If members of the U.S. Senate had bothered to scan the news before they cast their votes Wednesday on whether to allow final debate and passage of a bill that would increase the minimum wage, they would have seen headlines like this one from Bloomberg News: "Growth Freezes Up as U.S. Business Spending Slumps."
One would think that would have given senators pause before 42 of them voted to filibuster the legislation, which would increase the minimum wage to $10.10 an hour. After all, Tuesday's news of a barely perceptible 0.1 percent increase in gross domestic product growth in the first three months of the year is one more sign of how a virtuous economic cycle has been broken by wrong-headed economic austerity.

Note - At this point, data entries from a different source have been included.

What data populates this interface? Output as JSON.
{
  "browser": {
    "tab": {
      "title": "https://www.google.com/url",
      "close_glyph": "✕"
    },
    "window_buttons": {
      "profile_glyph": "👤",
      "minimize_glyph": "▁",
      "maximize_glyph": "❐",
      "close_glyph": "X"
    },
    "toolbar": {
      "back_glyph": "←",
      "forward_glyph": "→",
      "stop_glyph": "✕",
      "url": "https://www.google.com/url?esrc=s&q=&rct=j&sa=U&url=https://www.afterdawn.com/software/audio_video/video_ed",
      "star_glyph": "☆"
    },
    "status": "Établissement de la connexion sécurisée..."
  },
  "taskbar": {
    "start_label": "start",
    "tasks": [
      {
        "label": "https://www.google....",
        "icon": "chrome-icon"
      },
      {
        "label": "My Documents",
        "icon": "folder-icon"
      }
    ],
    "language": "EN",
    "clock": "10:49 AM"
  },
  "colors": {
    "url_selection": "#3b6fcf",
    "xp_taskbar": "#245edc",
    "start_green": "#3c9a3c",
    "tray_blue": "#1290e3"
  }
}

And a crucial part of restoring that cycle – in which businesses do well because consumers are doing well in a broadly shared prosperity – is to give people work and then make work pay.
You can accept all of the caveats of this disappointing growth report – it was a particularly cold winter in much of the country, much of the growth decline was due to a drop in exports and in reduced business investment – and still see in the report the bitter fruit of the refusal of conservatives in Congress and in the states to allow the investments working people and the economy as a whole need to get back on their feet.

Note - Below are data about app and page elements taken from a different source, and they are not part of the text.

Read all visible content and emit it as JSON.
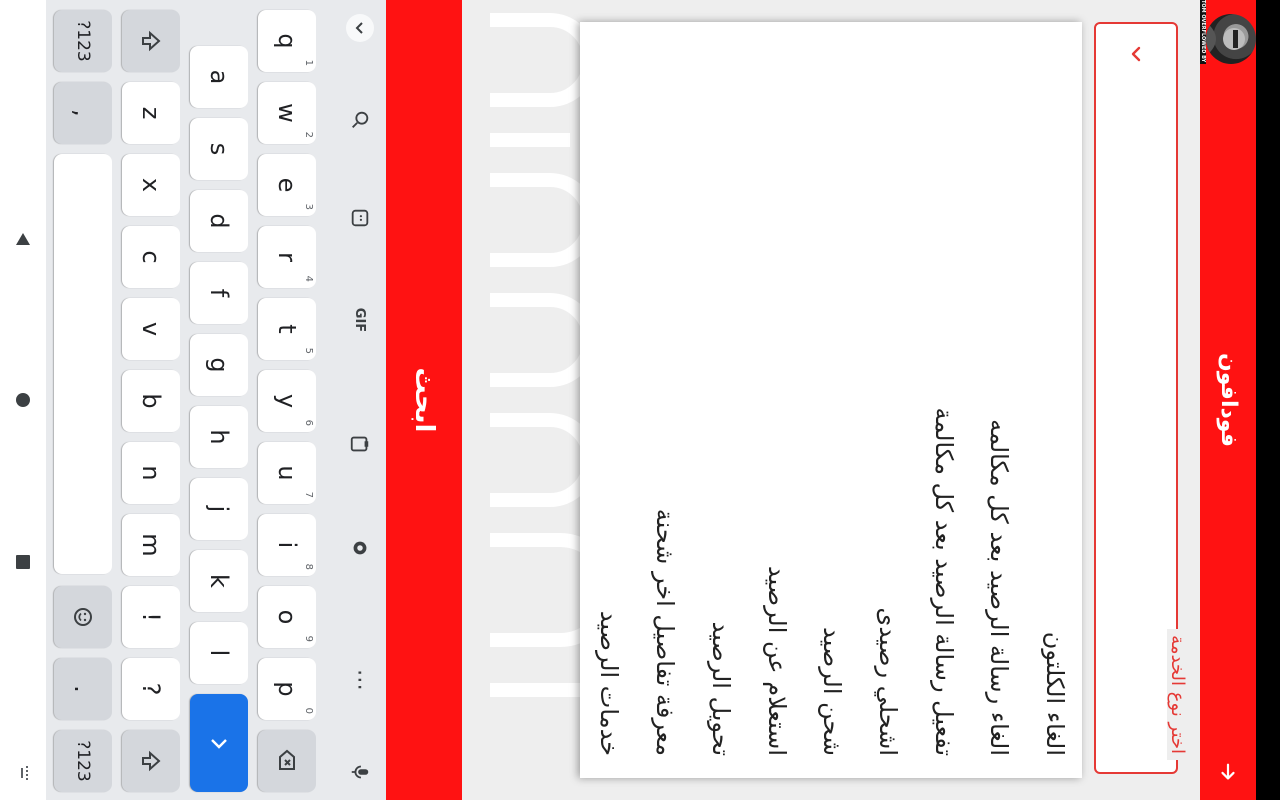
{
  "app": {
    "title": "فودافون",
    "status_overflow_text": "TOM OVERFLOWED BY 11 PIXELS"
  },
  "dropdown": {
    "label": "اختر نوع الخدمة"
  },
  "menu": {
    "items": [
      "الغاء الكلتون",
      "الغاء رسالة الرصيد بعد كل مكالمه",
      "تفعيل رسالة الرصيد بعد كل مكالمة",
      "اشحلي رصيدى",
      "شحن الرصيد",
      "استعلام عن الرصيد",
      "تحويل الرصيد",
      "معرفة تفاصيل اخر شحنة",
      "خدمات الرصيد"
    ]
  },
  "search_button": {
    "label": "ابحث"
  },
  "keyboard": {
    "row1": [
      "q",
      "w",
      "e",
      "r",
      "t",
      "y",
      "u",
      "i",
      "o",
      "p"
    ],
    "row1_hints": [
      "1",
      "2",
      "3",
      "4",
      "5",
      "6",
      "7",
      "8",
      "9",
      "0"
    ],
    "row2": [
      "a",
      "s",
      "d",
      "f",
      "g",
      "h",
      "j",
      "k",
      "l"
    ],
    "row3": [
      "z",
      "x",
      "c",
      "v",
      "b",
      "n",
      "m",
      "!",
      "?"
    ],
    "symbols_label": "?123",
    "comma": ",",
    "period": ".",
    "toolbar_gif": "GIF"
  },
  "colors": {
    "brand_red": "#ff1212",
    "field_red": "#e53935",
    "enter_blue": "#1a73e8"
  }
}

Economic Policy Institute economist Josh Bivens wrote Thursday that "if one wanted to explain why the current recovery has been so anemic relative to previous recoveries," all you have to do is look at economic data that shows that "essentially the entire gap in GDP growth between the current recovery and historical averages can be explained by the contraction in government spending" between 2010 and 2013 – a contraction at the behest of conservatives in Congress.
Wages, of course, is also a big part of the story. After seeing average wages fall during the Great Recession, average hourly worker wages, adjusted for inflation, are back to where they were in 2009, as the recession was beginning. But that means that workers received none of the fruits of the productivity gains business experienced in the past six years; all of those gains went to the top 5 percent.

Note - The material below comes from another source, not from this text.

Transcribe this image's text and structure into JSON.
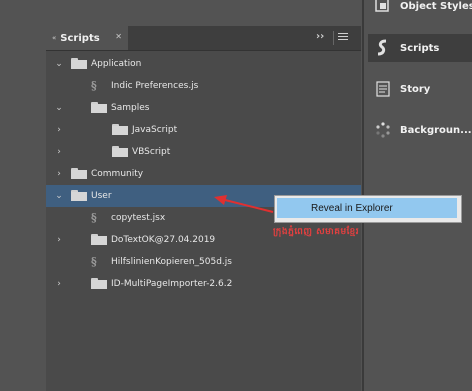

Recall that economists Thomas Piketty and Emmanuel Saez found that the top 1 percent pocketed 93 percent of the nation's income gains between 2009 and 2012.
This is not the stuff of a sustainable recovery, and it shows. Yet, congressional Republicans refuse to admit that they erred in not supporting measures that would move the country faster toward full employment, such as accelerated spending on infrastructure improvements and other public assets; renewable energy research, development and deployment; and aid to state and local governments to restore jobs of teachers, first responders and other essential public workers that were cut during the recession.
In fact, the recent House Republican embrace of the budget written by Rep. Paul Ryan represents a doubling down on a policy of enriching the rich and impoverishing everyone else. So will the expected full House vote in favor of a package of tax cuts that will add $310 billion to the deficit over the next 10 years. The willingness of House Republicans to push these tax cuts, many of which will primarily benefit big business, without regard to their impact on the nation's debt stands in sharp contrast to their refusal to consider an extension of unemployment benefits for the long-term jobless at only a fraction of that cost.
As job opportunities and wages continue to be weak for working-class people, President Obama and Democrats are taking the blame in opinion polls. The truth, of course, is this is not the economy of President Obama and certainly not the economy of progressive Democrats. This is an economy shaped by Republican gridlock, the sum total of deep-sixed attempts to rebuild the middle class and forced compromises.
On Friday we're likely to see more evidence in the monthly jobs report from the Bureau of Labor Statistics. Even if the headline appears positive – job growth for the month of March exceeding 200,000, perhaps – underneath the headline will be the truth of an economy performing far below its potential, and far below what ordinary people need in order to find good jobs at living wages. There is an even more urgent need to tell the real story of an American economy hobbled by conservatism and oligarchy, and to build an independent movement that advances a bold, progressive populist alternative.